There are other important things in life than looking good, I remind myself. I am willing to not look my best to enjoy other important things in life. I will gladly put on some extra weight to enjoy the time with my family that I don’t see so often. I will leave my hair in a messy bun and go buy groceries in pajama when I have too much work to take care of.
- Embrace your imperfections.
Thanks to today’s consumerist culture, our journey to embrace our imperfections is ever harder. I was just paying attention to the ads on TV today, and all the marketing ideas were made to infuse a sense of insecurity into us that without perfect hair or glossy white teeth we can’t have a good day, therefore pushing products to us to fix the problems. But here is to my recent crazy skin breakout. I am showing this to the world as I tell myself imperfections are okay and I don’t allow them to bring myself down.

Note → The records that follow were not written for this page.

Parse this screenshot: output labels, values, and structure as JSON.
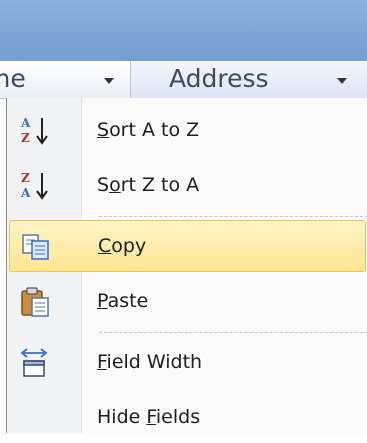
{
  "columns": {
    "name_header": "me",
    "address_header": "Address"
  },
  "menu": {
    "items": [
      {
        "pre": "",
        "accel": "S",
        "post": "ort A to Z",
        "icon": "sort-ascending-icon"
      },
      {
        "pre": "S",
        "accel": "o",
        "post": "rt Z to A",
        "icon": "sort-descending-icon"
      },
      {
        "pre": "",
        "accel": "C",
        "post": "opy",
        "icon": "copy-icon"
      },
      {
        "pre": "",
        "accel": "P",
        "post": "aste",
        "icon": "paste-icon"
      },
      {
        "pre": "",
        "accel": "F",
        "post": "ield Width",
        "icon": "field-width-icon"
      },
      {
        "pre": "Hide ",
        "accel": "F",
        "post": "ields",
        "icon": ""
      }
    ]
  },
  "colors": {
    "highlight": "#ffe592",
    "titlebar": "#7fa3d6"
  }
}
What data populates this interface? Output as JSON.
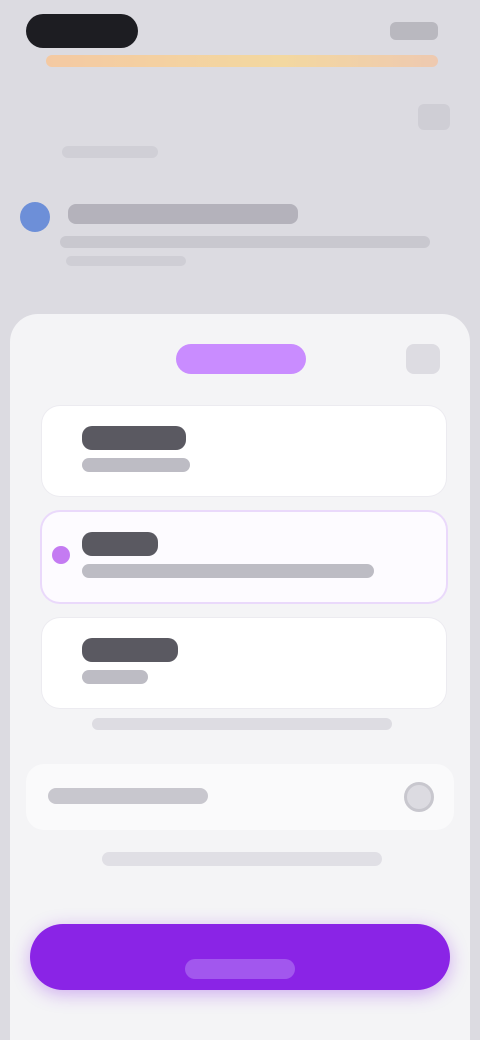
{
  "colors": {
    "accent": "#8a24e6",
    "accent_light": "#c98cff",
    "sheet_background": "#f4f4f6",
    "screen_background": "#dcdbe1"
  },
  "icons": {
    "background_close": "close-icon",
    "sheet_close": "close-icon",
    "info": "info-icon",
    "radio_selected": "radio-selected-icon",
    "toggle": "toggle-icon"
  },
  "options": [
    {
      "title": "",
      "subtitle": "",
      "selected": false
    },
    {
      "title": "",
      "subtitle": "",
      "selected": true
    },
    {
      "title": "",
      "subtitle": "",
      "selected": false
    }
  ]
}
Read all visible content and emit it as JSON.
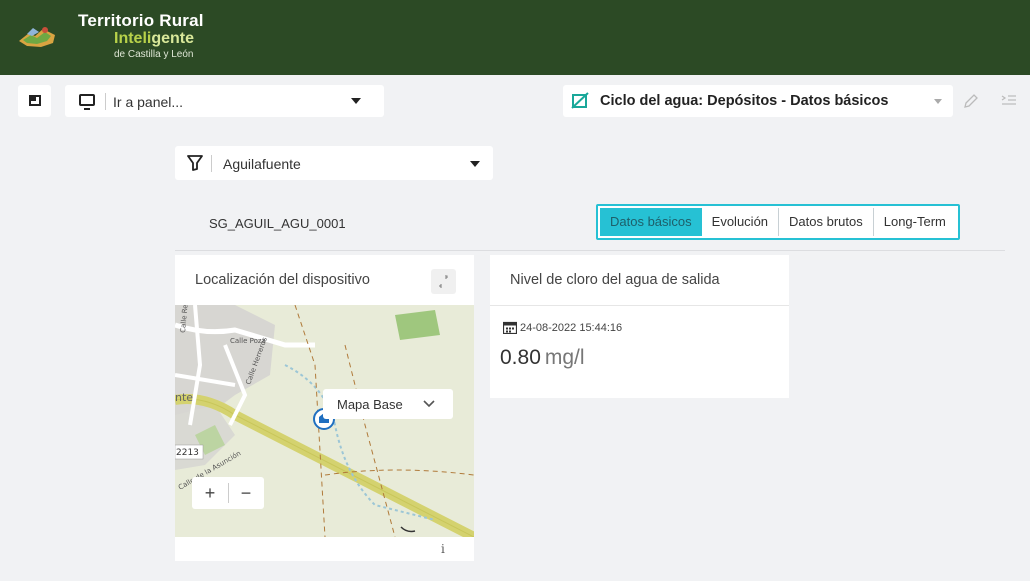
{
  "header": {
    "brand_line1": "Territorio Rural",
    "brand_line2a": "Inteli",
    "brand_line2b": "gente",
    "brand_line3": "de Castilla y León"
  },
  "toolbar": {
    "goto_placeholder": "Ir a panel...",
    "dashboard_title": "Ciclo del agua: Depósitos - Datos básicos"
  },
  "filter": {
    "selected": "Aguilafuente"
  },
  "device": {
    "id": "SG_AGUIL_AGU_0001"
  },
  "tabs": [
    {
      "label": "Datos básicos",
      "active": true
    },
    {
      "label": "Evolución",
      "active": false
    },
    {
      "label": "Datos brutos",
      "active": false
    },
    {
      "label": "Long-Term",
      "active": false
    }
  ],
  "map_card": {
    "title": "Localización del dispositivo",
    "map_base_label": "Mapa Base",
    "zoom_in": "+",
    "zoom_out": "−",
    "info": "i",
    "street_labels": [
      "Calle Real del C",
      "Calle Poza",
      "Calle Herreros",
      "nte",
      "2213",
      "Calle de la Asunción"
    ]
  },
  "chlorine_card": {
    "title": "Nivel de cloro del agua de salida",
    "date": "24-08-2022 15:44:16",
    "value": "0.80",
    "unit": "mg/l"
  },
  "colors": {
    "header_bg": "#2c4a25",
    "accent": "#26c1d4",
    "brand_green": "#b8d24a",
    "dashboard_icon": "#1aa89a"
  }
}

On those breakout days, feeling-bloated days, too-late-for-makeup days, bad hair days, sweater and yoga pants days, don’t stop enjoying every moment of your life.
- Know being happy doesn’t require looking good.
I will always remember the me before 25. True I wasn’t a pretty girl, but I had so much fun; I had many love stories to tell. When I could barely fit into those tight jeans I would still dance the night away with my belly fat shamelessly exposed. I wasn’t conscious of my look before. Now I am, but thanks to the younger me for teaching me this very important lesson of life: You don’t have to be pretty to be happy. Keep laughing, keep being goofy, keep working hard, keep believing a girl is beautiful because she is beautiful inside.
- A pretty side is just one of the 100 sides that you can wear. Explore the other 99 other sides!
When you don’t feel pretty, just close your eyes and think about the 99 other sides you have. The you that won a competition and held the trophy on stage; The you that worked late into the night for something you cared about; The you that danced nonstop for hours at a party; The you that lived in a forest for 2 months despite of the harsh environment for a research project; The you that your parents and friends loved; A pretty side really is just one of the hundreds sides you can wear.
Confidence isn’t walking into a room thinking you’re better than everyone. It’s walking into a room not having to compare yourself to anyone. ——Unknown
Ask me that question again: “April, do you think you are pretty?”
I will hopefully say, “I like being myself. I like my body, I like my face, I like everything about me. And I have so much more to offer other than my look. So I don’t think that question is anymore relevant. “
渐渐的我看世界的角度也改变了。不幸的是，我通过亲身体验，被上了这一课，让我明白原来这个现实的世界里外表真的很重要。我记得小学时被班上男同学因为我的龅牙嘲笑还取外号，被班上的语文老师听见，他在上课前对全班说，“大家要知道，女孩是因为可爱而美丽的“，我很感动知道那句话是说给我听的，我一直记着，也成为了我成长过程中一直坚定不移的信条，但是现在这样的相信显得有些天真。现在我也学会了时刻检验这个世界的外表，我不知道要如何重新拥有过去我对外表总是有些无知的双眼。然后我才发现原来大部分人早在我意识到之前就已经在用同样的方式检验这个世界里的人了。有一次我偷听到俩个男生的对话。甲说：“我上次交往了一个女孩只交往了两个月，但是在她身上花了$3000。“ 乙倒吸了一口冷气，说：”至少那个女生是漂亮的吧？“ 又一次，我听到几个在看电视的男生聊天。甲说：“你觉得这个演员漂亮吗？“，乙说：”呃，身材不错，但是脸蛋像男人的“。还有你常常可以听到女生问她们的男朋友：“我跟你那个朋友相比，谁比较漂亮？” 慢慢的，我意识到每天每处每个人，包括我自己，都在无时无刻的被评判和评判他人：“她是否漂亮？”。这样的了解让我觉得负担和沮丧。